__PROBLEM DESCRIPTION__:
Scan the records below and report how many lines include the string "xlsx"; the number alone will do.

__PROVIDED INFORMATION__:
____

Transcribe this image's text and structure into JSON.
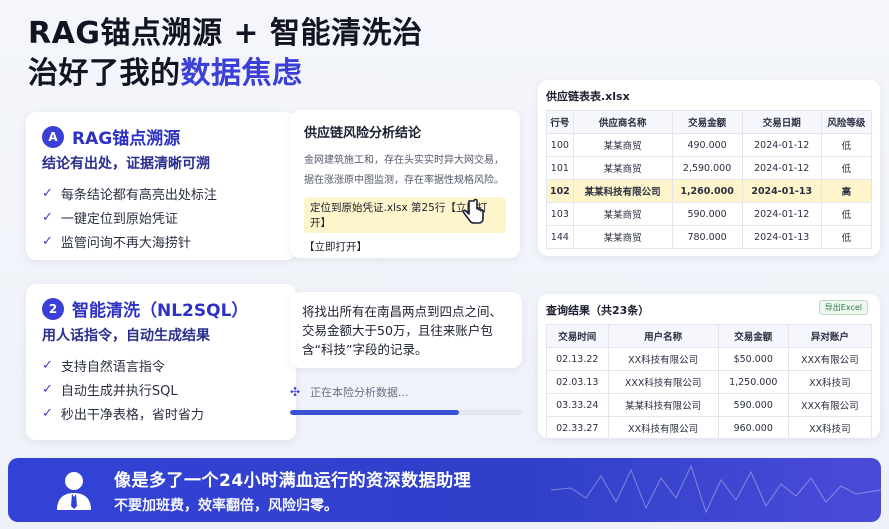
{
  "title": {
    "line1": "RAG锚点溯源 + 智能清洗治",
    "line2_plain": "治好了我的",
    "line2_highlight": "数据焦虑"
  },
  "feature_rag": {
    "icon_label": "A",
    "title": "RAG锚点溯源",
    "subtitle": "结论有出处，证据清晰可溯",
    "items": [
      "每条结论都有高亮出处标注",
      "一键定位到原始凭证",
      "监管问询不再大海捞针"
    ]
  },
  "conclusion": {
    "title": "供应链风险分析结论",
    "lines": [
      "金网建筑施工和，存在头实实时异大网交易，",
      "据在涨涨原中图监测，存在率据性规格风险。"
    ],
    "locate_text": "定位到原始凭证.xlsx 第25行【立即打开】",
    "open_link": "【立即打开】"
  },
  "supply_table": {
    "title": "供应链表表.xlsx",
    "headers": [
      "行号",
      "供应商名称",
      "交易金额",
      "交易日期",
      "风险等级"
    ],
    "rows": [
      [
        "100",
        "某某商贸",
        "490.000",
        "2024-01-12",
        "低"
      ],
      [
        "101",
        "某某商贸",
        "2,590.000",
        "2024-01-12",
        "低"
      ],
      [
        "102",
        "某某科技有限公司",
        "1,260.000",
        "2024-01-13",
        "高"
      ],
      [
        "103",
        "某某商贸",
        "590.000",
        "2024-01-12",
        "低"
      ],
      [
        "144",
        "某某商贸",
        "780.000",
        "2024-01-13",
        "低"
      ]
    ],
    "highlight_row": 2
  },
  "feature_nl2sql": {
    "icon_label": "2",
    "title": "智能清洗（NL2SQL）",
    "subtitle": "用人话指令，自动生成结果",
    "items": [
      "支持自然语言指令",
      "自动生成并执行SQL",
      "秒出干净表格，省时省力"
    ]
  },
  "prompt": {
    "text": "将找出所有在南昌两点到四点之间、交易金额大于50万，且往来账户包含“科技”字段的记录。"
  },
  "progress": {
    "label": "正在本险分析数据...",
    "percent": 73
  },
  "query_table": {
    "title": "查询结果（共23条）",
    "badge": "导出Excel",
    "headers": [
      "交易时间",
      "用户名称",
      "交易金额",
      "异对账户"
    ],
    "rows": [
      [
        "02.13.22",
        "XX科技有限公司",
        "$50.000",
        "XXX有限公司"
      ],
      [
        "02.03.13",
        "XXX科技有限公司",
        "1,250.000",
        "XX科技司"
      ],
      [
        "03.33.24",
        "某某科技有限公司",
        "590.000",
        "XXX有限公司"
      ],
      [
        "02.33.27",
        "XX科技有限公司",
        "960.000",
        "XX科技司"
      ]
    ]
  },
  "banner": {
    "line1": "像是多了一个24小时满血运行的资深数据助理",
    "line2": "不要加班费，效率翻倍，风险归零。"
  },
  "colors": {
    "accent": "#3b3fd8",
    "banner": "#3242d6",
    "highlight": "#fff5cc"
  }
}
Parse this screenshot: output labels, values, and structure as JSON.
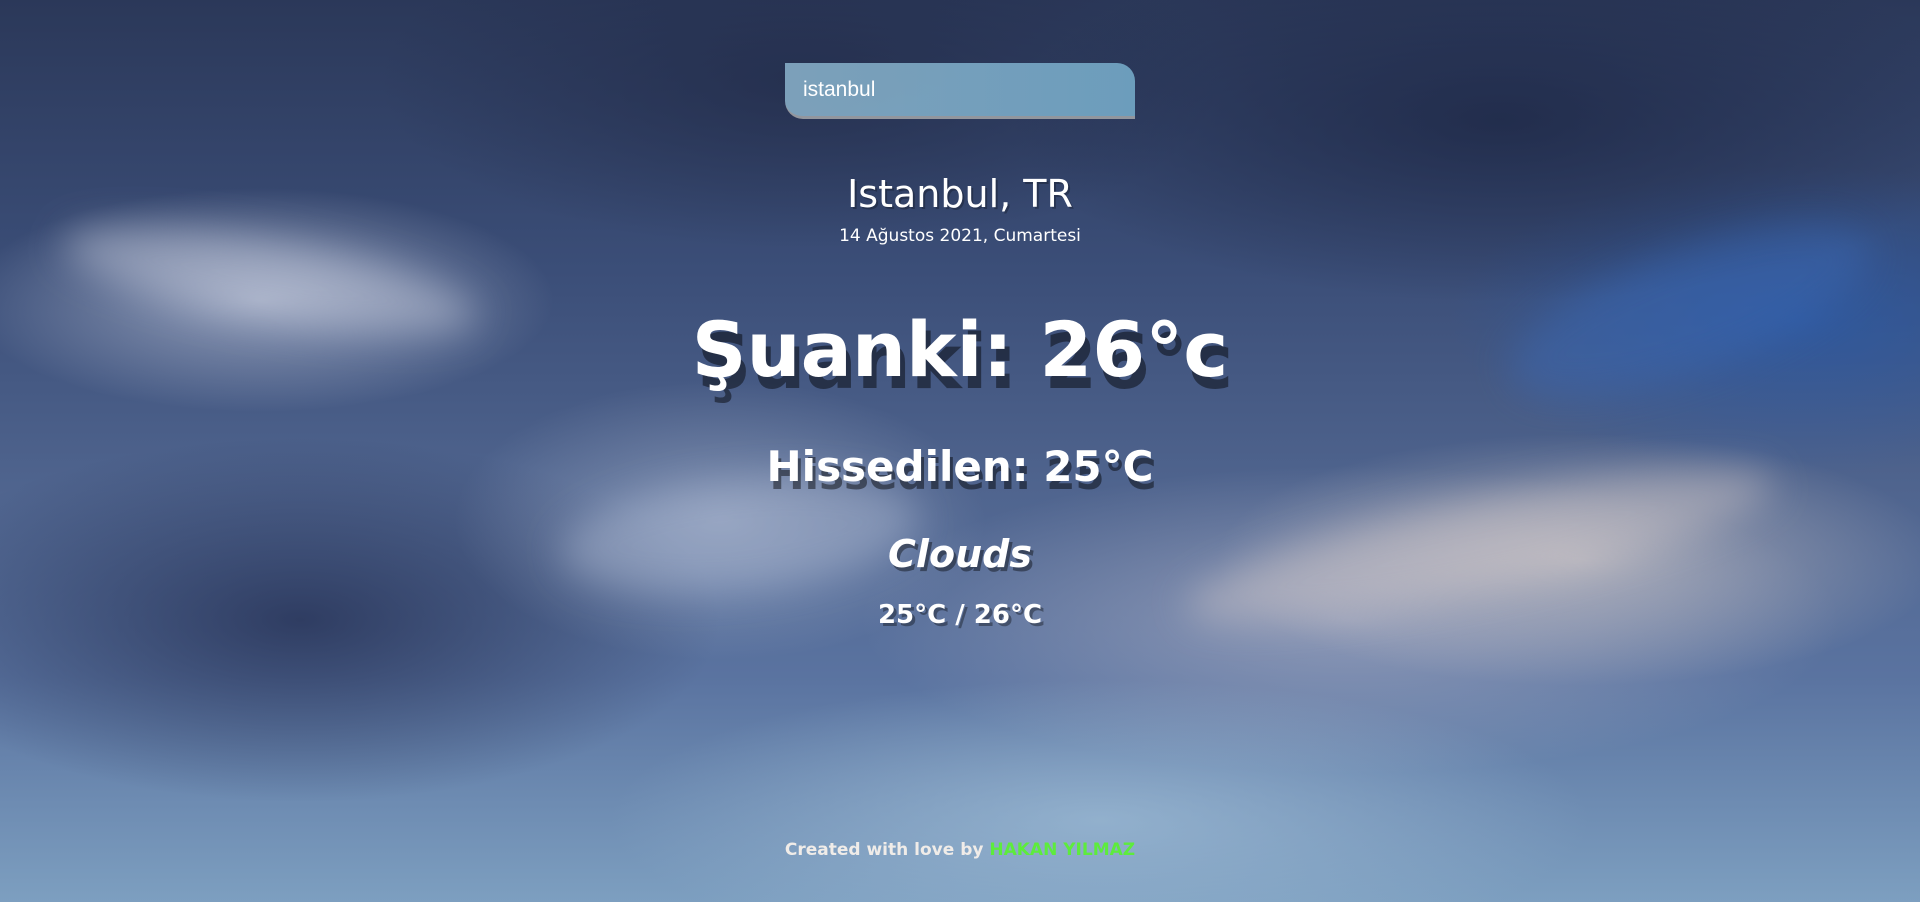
{
  "search": {
    "value": "istanbul"
  },
  "location": {
    "city": "Istanbul, TR",
    "date": "14 Ağustos 2021, Cumartesi"
  },
  "weather": {
    "current": "Şuanki: 26°c",
    "feels_like": "Hissedilen: 25°C",
    "condition": "Clouds",
    "min_max": "25°C / 26°C"
  },
  "footer": {
    "text": "Created with love by",
    "author": "HAKAN YILMAZ",
    "author_color": "#5dec3c"
  }
}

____

__ANSWER FOR THIS EXERCISE__:
2